**Directions for this task**
Once the images are removed, repeat all of the entries exactly.

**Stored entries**
--

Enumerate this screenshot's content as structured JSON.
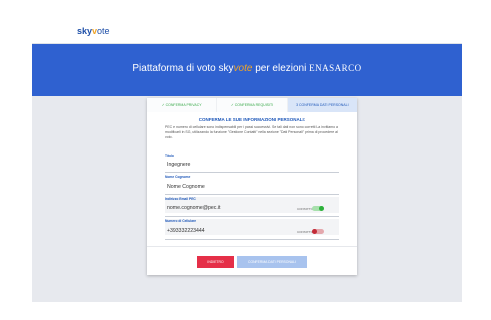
{
  "header": {
    "logo": {
      "part1": "sky",
      "part2": "v",
      "part3": "ote"
    }
  },
  "hero": {
    "title_prefix": "Piattaforma di voto sky",
    "title_accent": "vote",
    "title_mid": " per elezioni ",
    "title_brand": "ENASARCO"
  },
  "steps": [
    {
      "label": "✓ CONFERMA PRIVACY"
    },
    {
      "label": "✓ CONFERMA REQUISITI"
    },
    {
      "label": "3 CONFERMA DATI PERSONALI"
    }
  ],
  "form": {
    "title": "CONFERMA LE SUE INFORMAZIONI PERSONALI:",
    "description": "PEC e numero di cellulare sono indispensabili per i passi successivi. Se tali dati non sono corretti La invitiamo a modificarli in SG, utilizzando la funzione \"Gestione Contatti\" nella sezione \"Dati Personali\" prima di procedere al voto.",
    "fields": [
      {
        "label": "Titolo",
        "value": "Ingegnere"
      },
      {
        "label": "Nome Cognome",
        "value": "Nome Cognome"
      },
      {
        "label": "Indirizzo Email PEC",
        "value": "nome.cognome@pec.it",
        "contact_label": "CONTATTO PEC",
        "toggle": "on"
      },
      {
        "label": "Numero di Cellulare",
        "value": "+393332223444",
        "contact_label": "CONTATTO SMS",
        "toggle": "off"
      }
    ]
  },
  "actions": {
    "back_label": "INDIETRO",
    "confirm_label": "CONFERMA DATI PERSONALI"
  },
  "colors": {
    "primary": "#2f61d0",
    "accent": "#f0a528",
    "danger": "#e52f48",
    "success": "#2db13b"
  }
}
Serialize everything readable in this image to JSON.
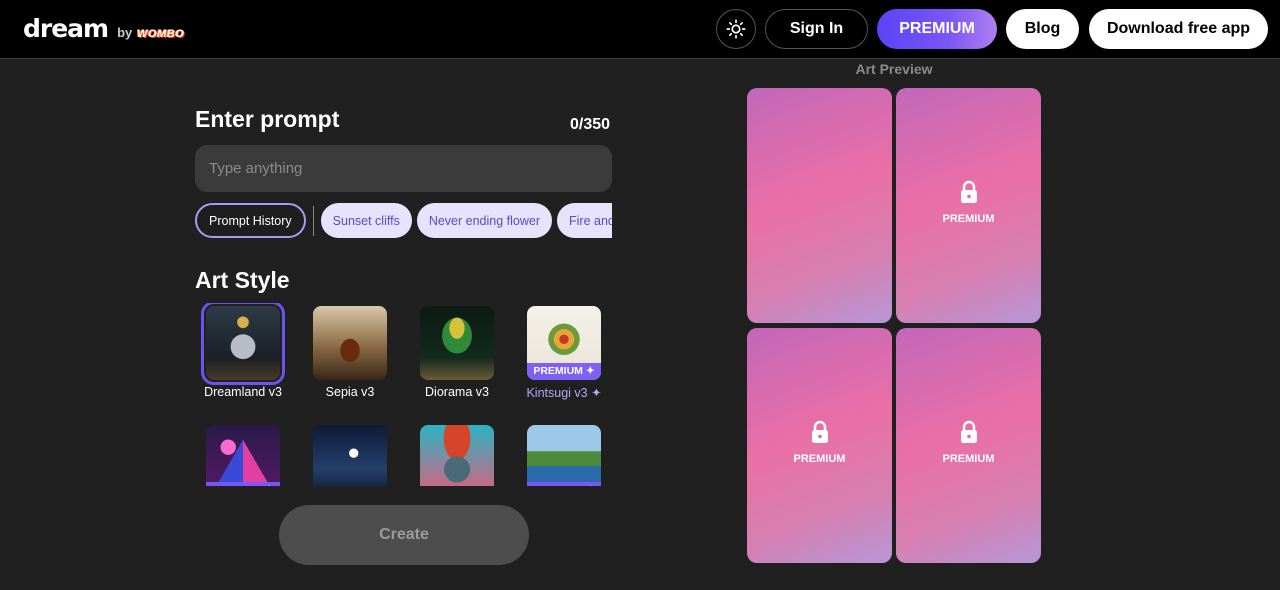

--

**Response to this exercise**
Enumerate this screenshot's content as structured JSON.
{
  "header": {
    "logo": {
      "part1": "sky",
      "part2": "v",
      "part3": "ote"
    }
  },
  "hero": {
    "title_prefix": "Piattaforma di voto sky",
    "title_accent": "vote",
    "title_mid": " per elezioni ",
    "title_brand": "ENASARCO"
  },
  "steps": [
    {
      "label": "✓ CONFERMA PRIVACY"
    },
    {
      "label": "✓ CONFERMA REQUISITI"
    },
    {
      "label": "3 CONFERMA DATI PERSONALI"
    }
  ],
  "form": {
    "title": "CONFERMA LE SUE INFORMAZIONI PERSONALI:",
    "description": "PEC e numero di cellulare sono indispensabili per i passi successivi. Se tali dati non sono corretti La invitiamo a modificarli in SG, utilizzando la funzione \"Gestione Contatti\" nella sezione \"Dati Personali\" prima di procedere al voto.",
    "fields": [
      {
        "label": "Titolo",
        "value": "Ingegnere"
      },
      {
        "label": "Nome Cognome",
        "value": "Nome Cognome"
      },
      {
        "label": "Indirizzo Email PEC",
        "value": "nome.cognome@pec.it",
        "contact_label": "CONTATTO PEC",
        "toggle": "on"
      },
      {
        "label": "Numero di Cellulare",
        "value": "+393332223444",
        "contact_label": "CONTATTO SMS",
        "toggle": "off"
      }
    ]
  },
  "actions": {
    "back_label": "INDIETRO",
    "confirm_label": "CONFERMA DATI PERSONALI"
  },
  "colors": {
    "primary": "#2f61d0",
    "accent": "#f0a528",
    "danger": "#e52f48",
    "success": "#2db13b"
  }
}
Serialize everything readable in this image to JSON.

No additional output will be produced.